John Garvey, president of The Catholic University of America in Washington, takes part in the Covenant House Sleep Out Nov. 19, 2020, amid the coronavirus pandemic. The annual event to raise money and awareness for homeless youths in Covenant House programs in the United States, Canada and Central America. (CNS photo/Patrick G. Ryan, The Catholic University of America)
By Carol Zimmermann
WASHINGTON (CNS) — This year, when many fundraisers became virtual events due to COVID-19 restrictions, Covenant House Sleep Out went hybrid.
The Nov. 19 event was dubbed a virtual sleep out this year, but thousands across the country also slept outside to raise awareness and funds for homeless youths helped by Covenant House programs across the United States, Canada and Central America.

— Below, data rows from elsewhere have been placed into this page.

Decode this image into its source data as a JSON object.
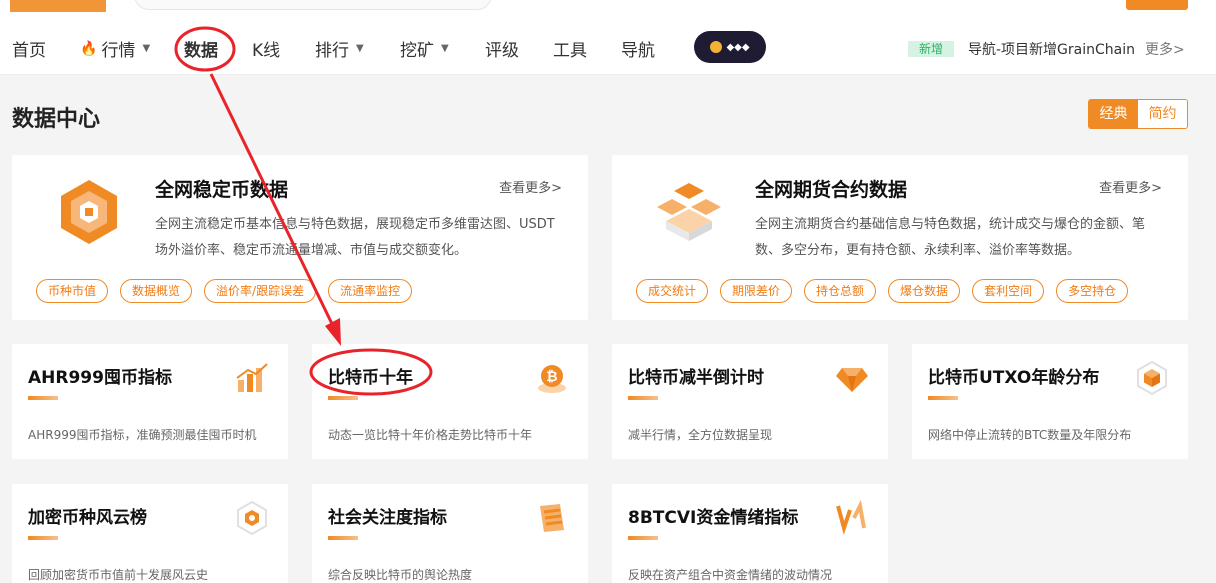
{
  "header": {
    "nav": [
      {
        "label": "首页",
        "caret": ""
      },
      {
        "label": "行情",
        "caret": "▼"
      },
      {
        "label": "数据",
        "caret": ""
      },
      {
        "label": "K线",
        "caret": ""
      },
      {
        "label": "排行",
        "caret": "▼"
      },
      {
        "label": "挖矿",
        "caret": "▼"
      },
      {
        "label": "评级",
        "caret": ""
      },
      {
        "label": "工具",
        "caret": ""
      },
      {
        "label": "导航",
        "caret": ""
      }
    ],
    "news": {
      "tag": "新增",
      "text": "导航-项目新增GrainChain",
      "more": "更多>"
    }
  },
  "page": {
    "title": "数据中心",
    "view_toggle": {
      "classic": "经典",
      "simple": "简约"
    }
  },
  "features": [
    {
      "title": "全网稳定币数据",
      "more": "查看更多>",
      "desc": "全网主流稳定币基本信息与特色数据，展现稳定币多维雷达图、USDT场外溢价率、稳定币流通量增减、市值与成交额变化。",
      "tags": [
        "币种市值",
        "数据概览",
        "溢价率/跟踪误差",
        "流通率监控"
      ]
    },
    {
      "title": "全网期货合约数据",
      "more": "查看更多>",
      "desc": "全网主流期货合约基础信息与特色数据，统计成交与爆仓的金额、笔数、多空分布，更有持仓额、永续利率、溢价率等数据。",
      "tags": [
        "成交统计",
        "期限差价",
        "持仓总额",
        "爆仓数据",
        "套利空间",
        "多空持仓"
      ]
    }
  ],
  "cards": [
    {
      "title": "AHR999囤币指标",
      "desc": "AHR999囤币指标，准确预测最佳囤币时机"
    },
    {
      "title": "比特币十年",
      "desc": "动态一览比特十年价格走势比特币十年"
    },
    {
      "title": "比特币减半倒计时",
      "desc": "减半行情，全方位数据呈现"
    },
    {
      "title": "比特币UTXO年龄分布",
      "desc": "网络中停止流转的BTC数量及年限分布"
    },
    {
      "title": "加密币种风云榜",
      "desc": "回顾加密货币市值前十发展风云史"
    },
    {
      "title": "社会关注度指标",
      "desc": "综合反映比特币的舆论热度"
    },
    {
      "title": "8BTCVI资金情绪指标",
      "desc": "反映在资产组合中资金情绪的波动情况"
    }
  ],
  "colors": {
    "accent": "#f08a24",
    "annotation": "#e8242a",
    "new_tag": "#2bb166"
  }
}
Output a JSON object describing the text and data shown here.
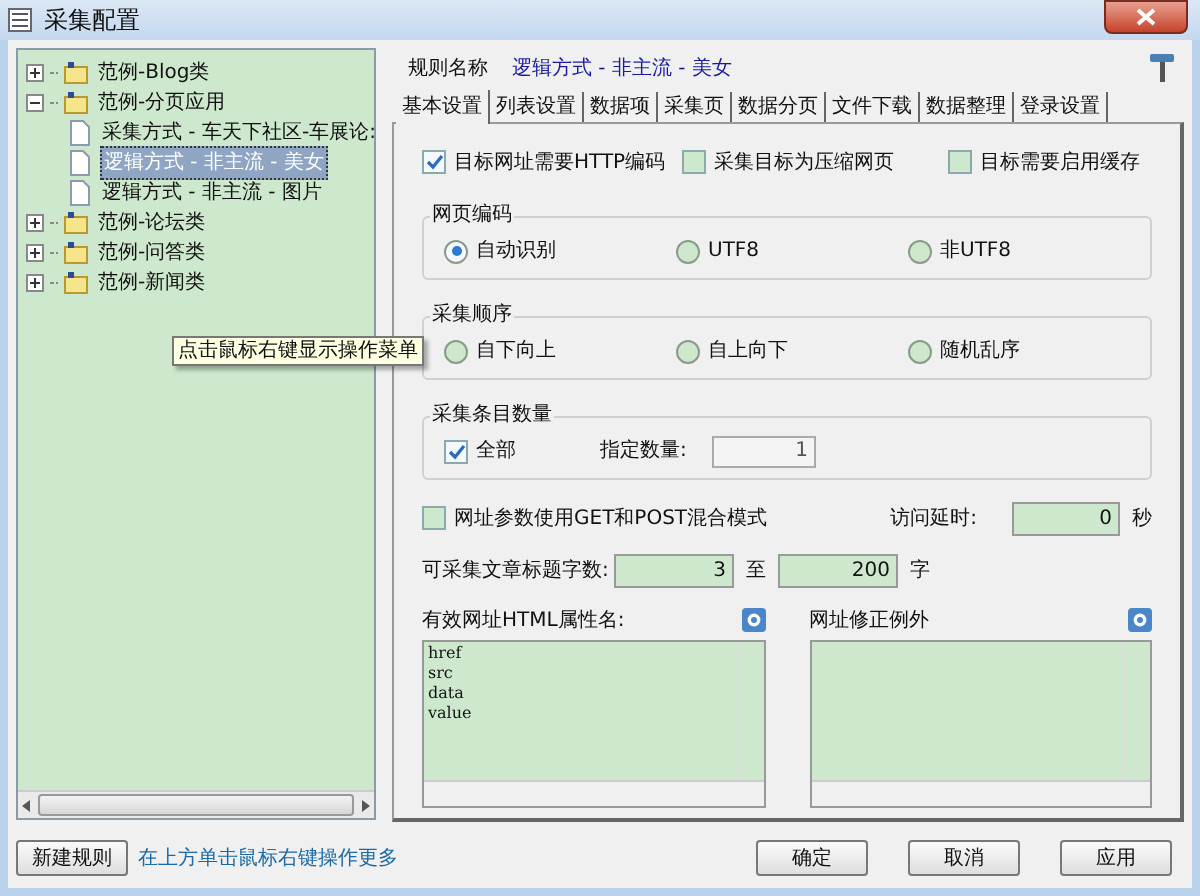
{
  "window": {
    "title": "采集配置"
  },
  "tree": [
    {
      "label": "范例-Blog类",
      "expanded": false
    },
    {
      "label": "范例-分页应用",
      "expanded": true,
      "children": [
        {
          "label": "采集方式 - 车天下社区-车展论:",
          "selected": false
        },
        {
          "label": "逻辑方式 - 非主流 - 美女",
          "selected": true
        },
        {
          "label": "逻辑方式 - 非主流 - 图片",
          "selected": false
        }
      ]
    },
    {
      "label": "范例-论坛类",
      "expanded": false
    },
    {
      "label": "范例-问答类",
      "expanded": false
    },
    {
      "label": "范例-新闻类",
      "expanded": false
    }
  ],
  "tooltip": "点击鼠标右键显示操作菜单",
  "rule_name": {
    "label": "规则名称",
    "value": "逻辑方式 - 非主流 - 美女"
  },
  "tabs": [
    {
      "label": "基本设置",
      "selected": true
    },
    {
      "label": "列表设置",
      "selected": false
    },
    {
      "label": "数据项",
      "selected": false
    },
    {
      "label": "采集页",
      "selected": false
    },
    {
      "label": "数据分页",
      "selected": false
    },
    {
      "label": "文件下载",
      "selected": false
    },
    {
      "label": "数据整理",
      "selected": false
    },
    {
      "label": "登录设置",
      "selected": false
    }
  ],
  "top_options": [
    {
      "label": "目标网址需要HTTP编码",
      "checked": true
    },
    {
      "label": "采集目标为压缩网页",
      "checked": false
    },
    {
      "label": "目标需要启用缓存",
      "checked": false
    }
  ],
  "encoding": {
    "title": "网页编码",
    "options": [
      {
        "label": "自动识别",
        "selected": true
      },
      {
        "label": "UTF8",
        "selected": false
      },
      {
        "label": "非UTF8",
        "selected": false
      }
    ]
  },
  "order": {
    "title": "采集顺序",
    "options": [
      {
        "label": "自下向上",
        "selected": false
      },
      {
        "label": "自上向下",
        "selected": false
      },
      {
        "label": "随机乱序",
        "selected": false
      }
    ]
  },
  "count": {
    "title": "采集条目数量",
    "all": {
      "label": "全部",
      "checked": true
    },
    "specified_label": "指定数量:",
    "specified_value": "1"
  },
  "mixed_mode": {
    "label": "网址参数使用GET和POST混合模式",
    "checked": false
  },
  "delay": {
    "label": "访问延时:",
    "value": "0",
    "unit": "秒"
  },
  "title_length": {
    "label": "可采集文章标题字数:",
    "min": "3",
    "to": "至",
    "max": "200",
    "unit": "字"
  },
  "html_attributes": {
    "label": "有效网址HTML属性名:",
    "lines": [
      "href",
      "src",
      "data",
      "value"
    ]
  },
  "url_exceptions": {
    "label": "网址修正例外"
  },
  "new_rule_button": "新建规则",
  "hint": "在上方单击鼠标右键操作更多",
  "buttons": [
    "确定",
    "取消",
    "应用"
  ]
}
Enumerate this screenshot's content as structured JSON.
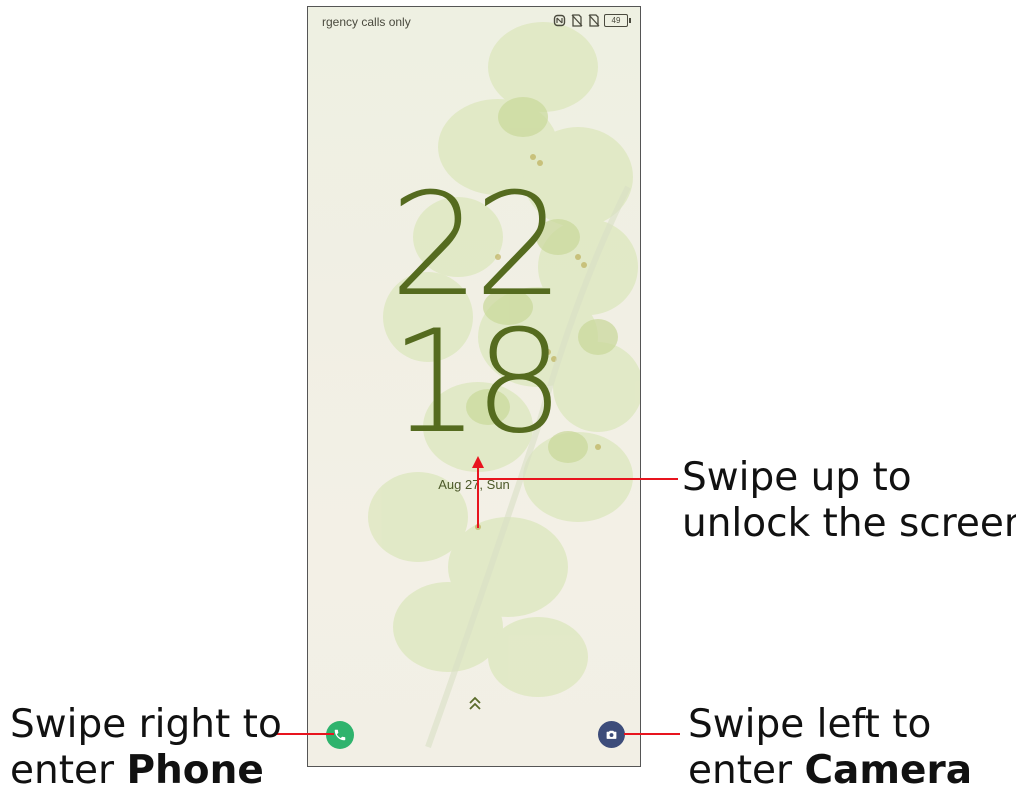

“We’re not pretending to be homeless … but we are in prayerful solidarity with young people facing homelessness across the hemisphere,” Kevin Ryan, Covenant House President and CEO, said the day before the event.
Ryan, who slept outside in New York City, said his wife planned to sleep in a church parking lot and many were sleeping on the floor in their homes or in backyards or on front porches. This year, the event didn’t have the big group gatherings such as last year’s sleep out at Yankee Stadium.
But the message was still the same. “The idea is to have a night in solidarity,” Ryan told Catholic News Service.
The event, now in its 10th year, always a week before Thanksgiving, has raised more than more than $80 million in the past decade for the organization, founded under Catholic leadership in 1972, that offers food, shelter and employment training programs for about 74,000 young people each year.
It currently provides care for more than 2,100 youths in its 31 homes across the country and in Canada and Central America.
Teams signed up with Covenant House prior to Nov. 19 and got involved in fundraising efforts and were encouraged to take part in online sessions where they could hear directly from young people involved in the program. A team from The Catholic University of America joined the event, including the university’s president, John Garvey, who slept outside in Washington.
Ryan said the event this year was even more crucial because of COVID-19’s impact.
Since the onset of the virus, he said Covenant House locations have seen “a huge uptick in the number of young people who haven’t eaten in three or four days.” He said they have distributed 1.4 million meals since the pandemic started, which is a 75% increase from what they were doing previously.
Before, these teens and young adults were either getting meals at school or at their jobs in food industry, but with many schools now virtual and restaurants closed, these food options are no longer there.
The challenge now for many young people confronting homelessness, virtual schools or unemployment is also the “inability to move forward,” Ryan said, noting the limited future job prospects, the difficulty in getting any kind of psychiatric help right now and the anxiety of sheltering in place without shelter and worrying about the next meal.
In the first months of the pandemic, a number of young people and staffers tested positive for the coronavirus and several Covenant House locations had to repurpose office rooms or storage space to provide isolated places for the sick.
This summer, Ryan said, they had fewer infections and essentially “established a new normal” with health protocols in place. He noted that with the homeless youth who come through their doors each day, “we don’t know who they are or where they’ve been. It’s critical to welcome them, but we have to assess if they are sick.”
He said with the winter coming up and the coronavirus surge happening across the country, they are scrambling for more personal protective equipment, cleaning supplies and food.
“All of us are uncertain in the world right now, but to not have shelter and be unaccompanied in this world is something most of us don’t know,” he said.
He also noted the fact that the federal government “has not provided people with addition relief with this level of suffering is inexcusable.”
Ryan say the lack of support stems from “leadership in Washington being so far away from what so many American young people suffer,” adding that if they knew more about this they would “work much harder to create a safety net.”
For now, it’s “up to people of faith” to bridge that gap, he said.
Ryan said he is often reminded of what Sister Rose McGeady, the Daughter of Charity and former Covenant House president, used to say: “When you have volunteered and opened shelters and young people are still there, what do you do? You do more.”